Also, think about a logical order for the modifications. Everyone wants to do power mods first, but if the factory clutch can't handle more power, start there. If you're doing the clutch and also plan to include a limited-slip differential, then do them at the same time to limit labor. Think about what has to be disassembled every time a part is installed and figure out if other parts you plan on replacing are involved.
Everyone wants parts at a discount or even for free. Regardless of whether you're going to build the coolest, most cutting-edge version of whatever kind of car you've chosen, a shop or manufacturer is going to need to justify any discount. Have a plan before approaching anyone for sponsorship. If it's a racecar, commit to a schedule of races and demonstrate that you're going to be more than a back marker. If possible, show evidence of past success in other classes.
The same holds true for building a show car. Outline a show schedule you'll be obligated to keep, provide examples of cars you've built in the past. If this is your first project and have nothing to show, resign yourself to probably paying retail price for everything.
Yes, almost all shop owners are enthusiasts by nature, but they're business people by necessity. It's all about the bottom line. You may be the most active user on a website and all your friends ask you what to buy, but if you can't demonstrate that, it won't matter. Giving/discounting parts or labor needs to be an investment for the business. If a place isn't guaranteed a return, sponsorship isn't going to make sense.
Last, make sure you're building the project for the right reasons. Is this a car you're going to enjoy once it's finished? Many enthusiasts have built cars and decided to sell them within a few months of completion. This isn't necessarily a bad thing, but realize that you may never get all your money back from a project car. Few people are interested in how much you spent in long-distance calls and shipping to get that South African-market spark plug wire holder no one else in this country has. Some might think it's cool, but most will only be willing to give a small fraction of what it cost.
Hopefully, this hasn't scared you from building a project car, because there's something truly satisfying about being able to finally drive your vision. Seeing something through from start to finish is always fun, but when the end product is the car of your dreams, the reward can last for years.

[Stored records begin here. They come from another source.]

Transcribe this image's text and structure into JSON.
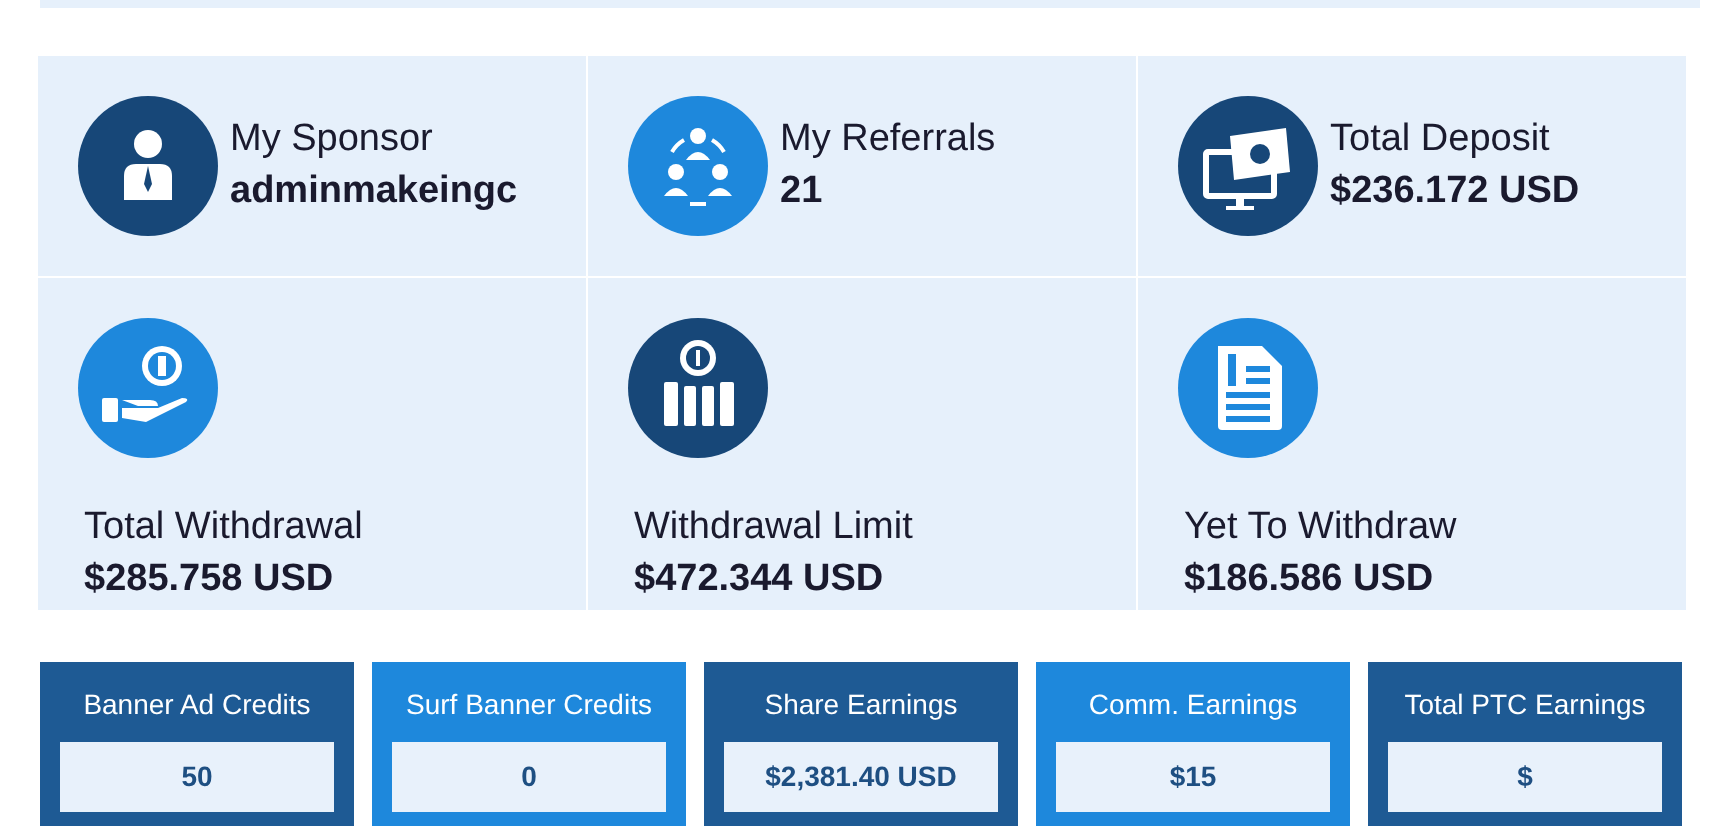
{
  "stats": [
    {
      "kind": "inline",
      "color": "#174778",
      "label": "My Sponsor",
      "value": "adminmakeingc"
    },
    {
      "kind": "inline",
      "color": "#1e88dc",
      "label": "My Referrals",
      "value": "21"
    },
    {
      "kind": "inline",
      "color": "#174778",
      "label": "Total Deposit",
      "value": "$236.172 USD"
    },
    {
      "kind": "stacked",
      "color": "#1e88dc",
      "label": "Total Withdrawal",
      "value": "$285.758 USD"
    },
    {
      "kind": "stacked",
      "color": "#174778",
      "label": "Withdrawal Limit",
      "value": "$472.344 USD"
    },
    {
      "kind": "stacked",
      "color": "#1e88dc",
      "label": "Yet To Withdraw",
      "value": "$186.586 USD"
    }
  ],
  "tiles": [
    {
      "color": "#1e5a94",
      "label": "Banner Ad Credits",
      "value": "50"
    },
    {
      "color": "#1e88dc",
      "label": "Surf Banner Credits",
      "value": "0"
    },
    {
      "color": "#1e5a94",
      "label": "Share Earnings",
      "value": "$2,381.40 USD"
    },
    {
      "color": "#1e88dc",
      "label": "Comm. Earnings",
      "value": "$15"
    },
    {
      "color": "#1e5a94",
      "label": "Total PTC Earnings",
      "value": "$"
    }
  ]
}
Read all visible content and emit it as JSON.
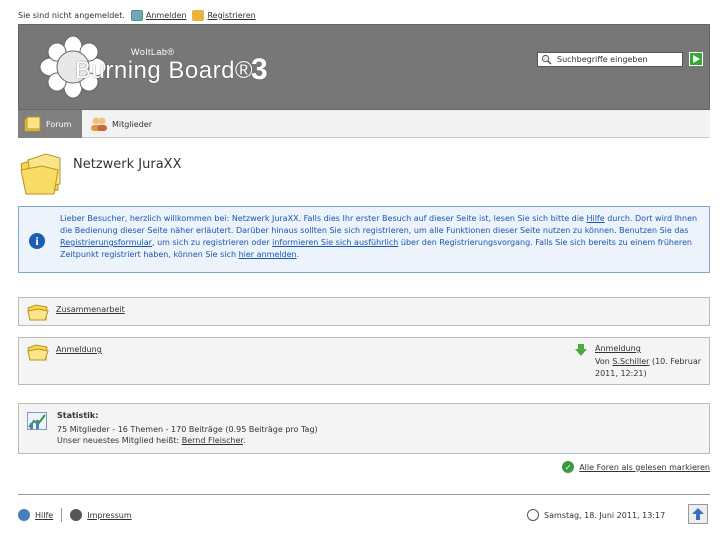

There are thousands of enthusiasts who regret never completing or even starting the project of their dreams. There are few who ever regret finishing one.